---------- DATA ----------
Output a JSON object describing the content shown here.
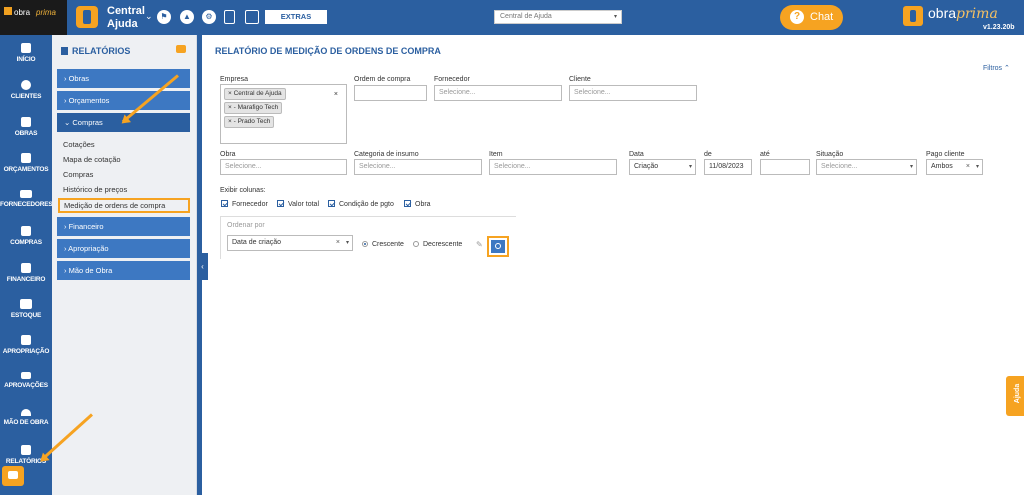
{
  "topbar": {
    "logo_text_1": "obra",
    "logo_text_2": "prima",
    "company_line1": "Central",
    "company_line2": "Ajuda",
    "extras_label": "EXTRAS",
    "company_select": "Central de Ajuda",
    "chat_label": "Chat",
    "brand_1": "obra",
    "brand_2": "prima",
    "version": "v1.23.20b"
  },
  "leftnav": [
    {
      "label": "INÍCIO",
      "icon": "home-icon"
    },
    {
      "label": "CLIENTES",
      "icon": "user-icon"
    },
    {
      "label": "OBRAS",
      "icon": "building-icon"
    },
    {
      "label": "ORÇAMENTOS",
      "icon": "document-icon"
    },
    {
      "label": "FORNECEDORES",
      "icon": "truck-icon"
    },
    {
      "label": "COMPRAS",
      "icon": "cart-icon"
    },
    {
      "label": "FINANCEIRO",
      "icon": "calculator-icon"
    },
    {
      "label": "ESTOQUE",
      "icon": "boxes-icon"
    },
    {
      "label": "APROPRIAÇÃO",
      "icon": "file-icon"
    },
    {
      "label": "APROVAÇÕES",
      "icon": "checklist-icon"
    },
    {
      "label": "MÃO DE OBRA",
      "icon": "helmet-icon"
    },
    {
      "label": "RELATÓRIOS",
      "icon": "report-icon"
    }
  ],
  "submenu": {
    "title": "RELATÓRIOS",
    "groups": {
      "obras": "› Obras",
      "orcamentos": "› Orçamentos",
      "compras": "⌄ Compras",
      "financeiro": "› Financeiro",
      "apropriacao": "› Apropriação",
      "mao_obra": "› Mão de Obra"
    },
    "links": {
      "cotacoes": "Cotações",
      "mapa": "Mapa de cotação",
      "compras": "Compras",
      "historico": "Histórico de preços",
      "medicao": "Medição de ordens de compra"
    }
  },
  "main": {
    "title": "RELATÓRIO DE MEDIÇÃO DE ORDENS DE COMPRA",
    "filters_label": "Filtros ⌃",
    "empresa": {
      "label": "Empresa",
      "tags": [
        "× Central de Ajuda",
        "× - Marafigo Tech",
        "× - Prado Tech"
      ],
      "clear": "×"
    },
    "ordem_label": "Ordem de compra",
    "fornecedor": {
      "label": "Fornecedor",
      "placeholder": "Selecione..."
    },
    "cliente": {
      "label": "Cliente",
      "placeholder": "Selecione..."
    },
    "obra": {
      "label": "Obra",
      "placeholder": "Selecione..."
    },
    "categoria": {
      "label": "Categoria de insumo",
      "placeholder": "Selecione..."
    },
    "item": {
      "label": "Item",
      "placeholder": "Selecione..."
    },
    "data": {
      "label": "Data",
      "value": "Criação"
    },
    "de": {
      "label": "de",
      "value": "11/08/2023"
    },
    "ate": {
      "label": "até"
    },
    "situacao": {
      "label": "Situação",
      "placeholder": "Selecione..."
    },
    "pago": {
      "label": "Pago cliente",
      "value": "Ambos"
    },
    "exibir_label": "Exibir colunas:",
    "columns": {
      "fornecedor": "Fornecedor",
      "valor": "Valor total",
      "condicao": "Condição de pgto",
      "obra": "Obra"
    },
    "ordenar": {
      "label": "Ordenar por",
      "value": "Data de criação",
      "asc": "Crescente",
      "desc": "Decrescente"
    }
  },
  "ajuda_tab": "Ajuda",
  "colors": {
    "primary": "#2b5fa0",
    "accent": "#f6a321"
  }
}
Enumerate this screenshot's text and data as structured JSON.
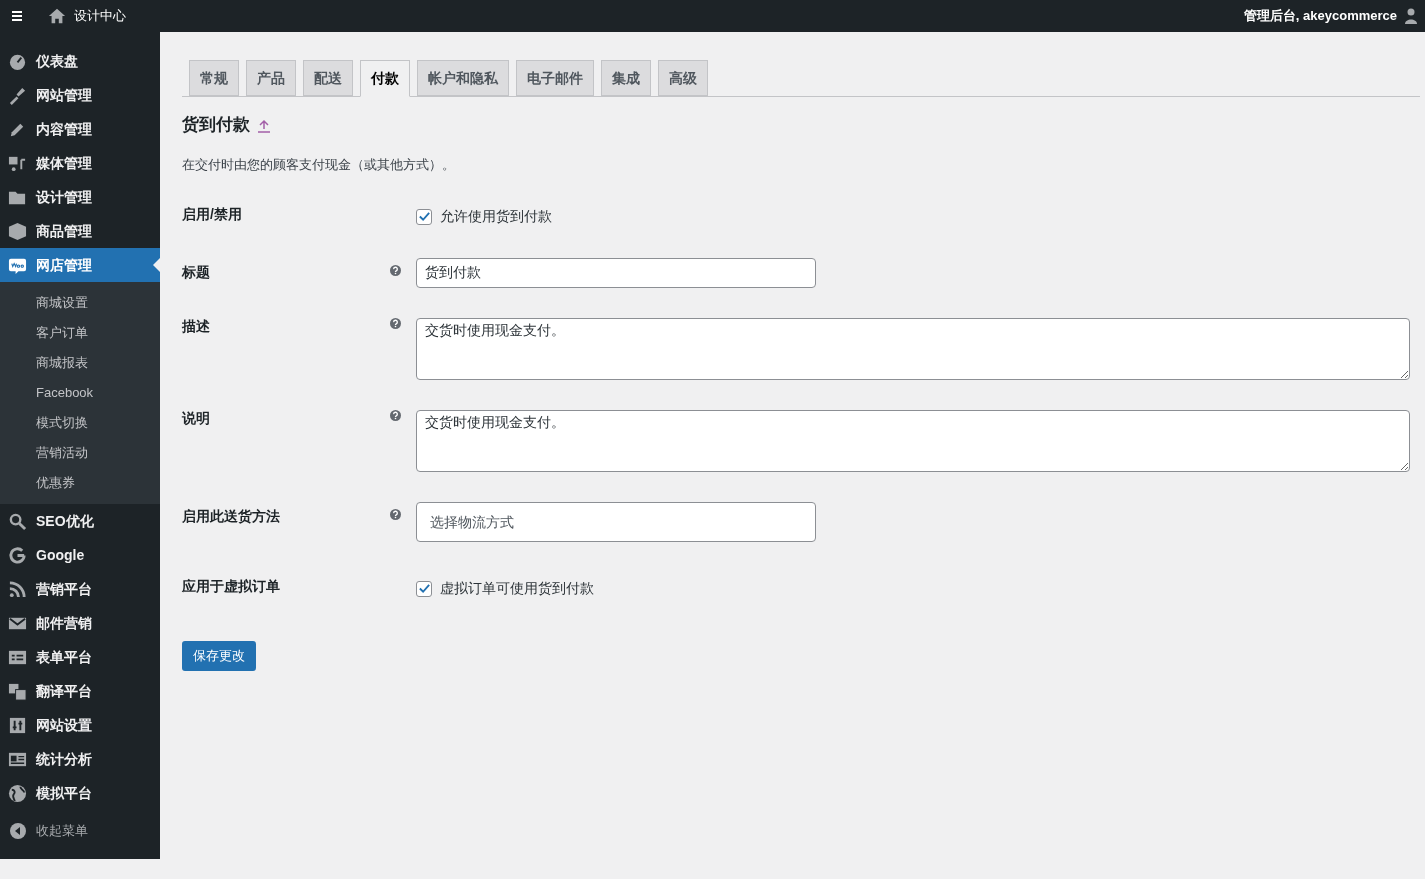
{
  "top_bar": {
    "site_title": "设计中心",
    "account": "管理后台, akeycommerce"
  },
  "sidebar": {
    "items": [
      {
        "label": "仪表盘",
        "selected": false
      },
      {
        "label": "网站管理",
        "selected": false
      },
      {
        "label": "内容管理",
        "selected": false
      },
      {
        "label": "媒体管理",
        "selected": false
      },
      {
        "label": "设计管理",
        "selected": false
      },
      {
        "label": "商品管理",
        "selected": false
      },
      {
        "label": "网店管理",
        "selected": true,
        "children": [
          {
            "label": "商城设置"
          },
          {
            "label": "客户订单"
          },
          {
            "label": "商城报表"
          },
          {
            "label": "Facebook"
          },
          {
            "label": "模式切换"
          },
          {
            "label": "营销活动"
          },
          {
            "label": "优惠券"
          }
        ]
      },
      {
        "label": "SEO优化",
        "selected": false
      },
      {
        "label": "Google",
        "selected": false
      },
      {
        "label": "营销平台",
        "selected": false
      },
      {
        "label": "邮件营销",
        "selected": false
      },
      {
        "label": "表单平台",
        "selected": false
      },
      {
        "label": "翻译平台",
        "selected": false
      },
      {
        "label": "网站设置",
        "selected": false
      },
      {
        "label": "统计分析",
        "selected": false
      },
      {
        "label": "模拟平台",
        "selected": false
      }
    ],
    "collapse": "收起菜单"
  },
  "tabs": [
    {
      "label": "常规",
      "selected": false
    },
    {
      "label": "产品",
      "selected": false
    },
    {
      "label": "配送",
      "selected": false
    },
    {
      "label": "付款",
      "selected": true
    },
    {
      "label": "帐户和隐私",
      "selected": false
    },
    {
      "label": "电子邮件",
      "selected": false
    },
    {
      "label": "集成",
      "selected": false
    },
    {
      "label": "高级",
      "selected": false
    }
  ],
  "section": {
    "title": "货到付款",
    "description": "在交付时由您的顾客支付现金（或其他方式）。"
  },
  "fields": [
    {
      "kind": "checkbox",
      "label": "启用/禁用",
      "help": false,
      "text": "允许使用货到付款",
      "checked": true
    },
    {
      "kind": "text",
      "label": "标题",
      "help": true,
      "value": "货到付款"
    },
    {
      "kind": "textarea",
      "label": "描述",
      "help": true,
      "value": "交货时使用现金支付。"
    },
    {
      "kind": "textarea",
      "label": "说明",
      "help": true,
      "value": "交货时使用现金支付。"
    },
    {
      "kind": "select",
      "label": "启用此送货方法",
      "help": true,
      "placeholder": "选择物流方式"
    },
    {
      "kind": "checkbox",
      "label": "应用于虚拟订单",
      "help": false,
      "text": "虚拟订单可使用货到付款",
      "checked": true
    }
  ],
  "save_button": "保存更改"
}
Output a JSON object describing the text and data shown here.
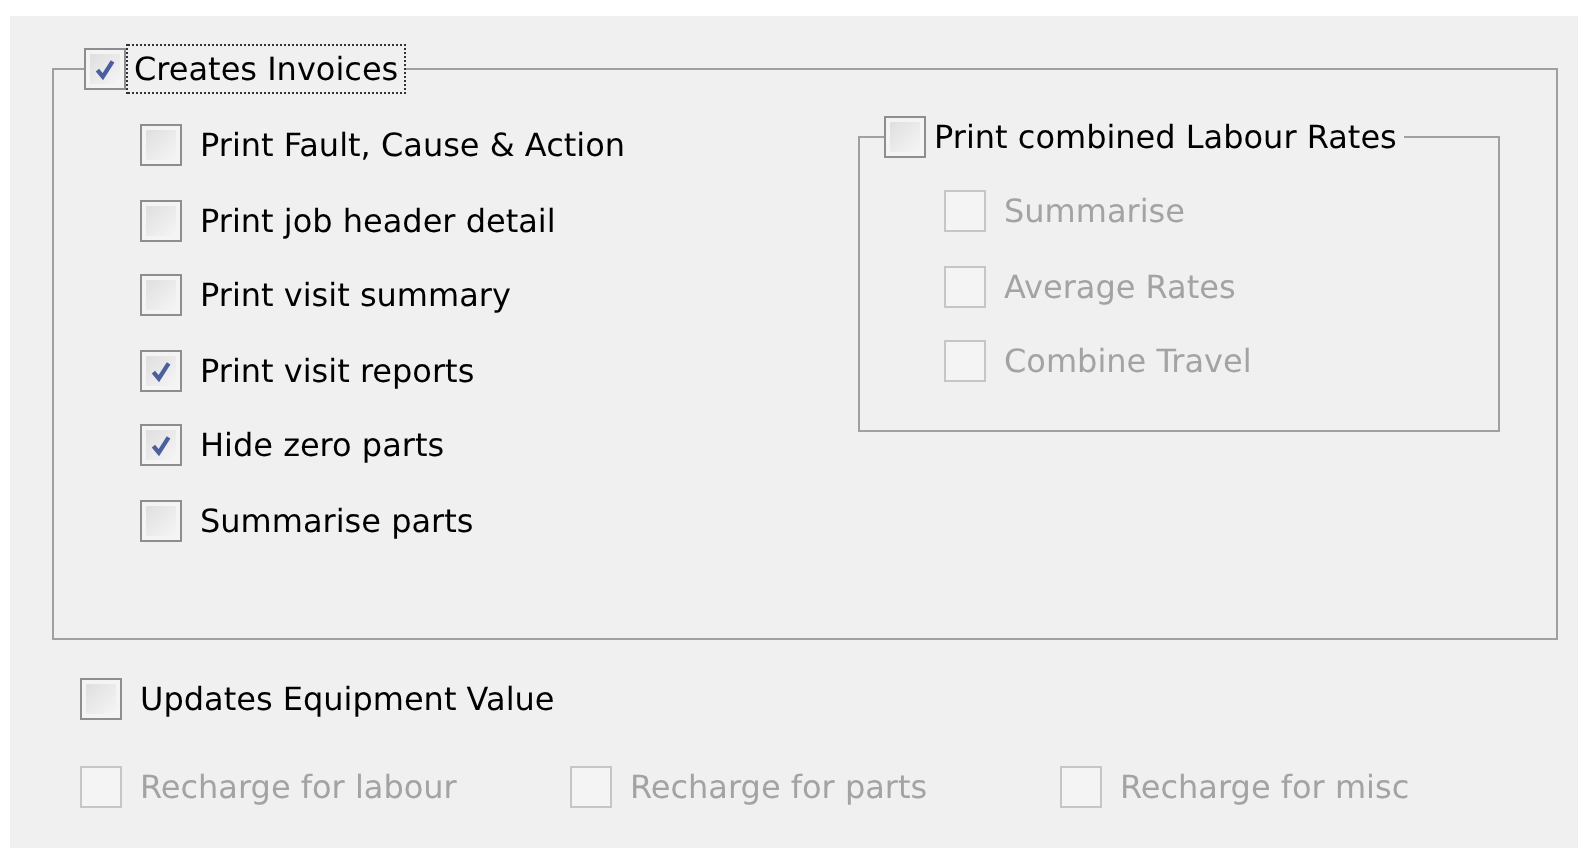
{
  "creates_invoices": {
    "label": "Creates Invoices",
    "checked": true,
    "focused": true,
    "options": [
      {
        "label": "Print Fault, Cause & Action",
        "checked": false,
        "disabled": false
      },
      {
        "label": "Print job header detail",
        "checked": false,
        "disabled": false
      },
      {
        "label": "Print visit summary",
        "checked": false,
        "disabled": false
      },
      {
        "label": "Print visit reports",
        "checked": true,
        "disabled": false
      },
      {
        "label": "Hide zero parts",
        "checked": true,
        "disabled": false
      },
      {
        "label": "Summarise parts",
        "checked": false,
        "disabled": false
      }
    ],
    "labour_rates": {
      "label": "Print combined Labour Rates",
      "checked": false,
      "options": [
        {
          "label": "Summarise",
          "checked": false,
          "disabled": true
        },
        {
          "label": "Average Rates",
          "checked": false,
          "disabled": true
        },
        {
          "label": "Combine Travel",
          "checked": false,
          "disabled": true
        }
      ]
    }
  },
  "updates_equipment_value": {
    "label": "Updates Equipment Value",
    "checked": false
  },
  "recharge_options": [
    {
      "label": "Recharge for labour",
      "checked": false,
      "disabled": true
    },
    {
      "label": "Recharge for parts",
      "checked": false,
      "disabled": true
    },
    {
      "label": "Recharge for misc",
      "checked": false,
      "disabled": true
    }
  ]
}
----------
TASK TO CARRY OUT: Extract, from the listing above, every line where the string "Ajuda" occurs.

WORKED SOLUTION:
    "company_line2": "Ajuda",
    "company_select": "Central de Ajuda",
        "× Central de Ajuda",
  "ajuda_tab": "Ajuda",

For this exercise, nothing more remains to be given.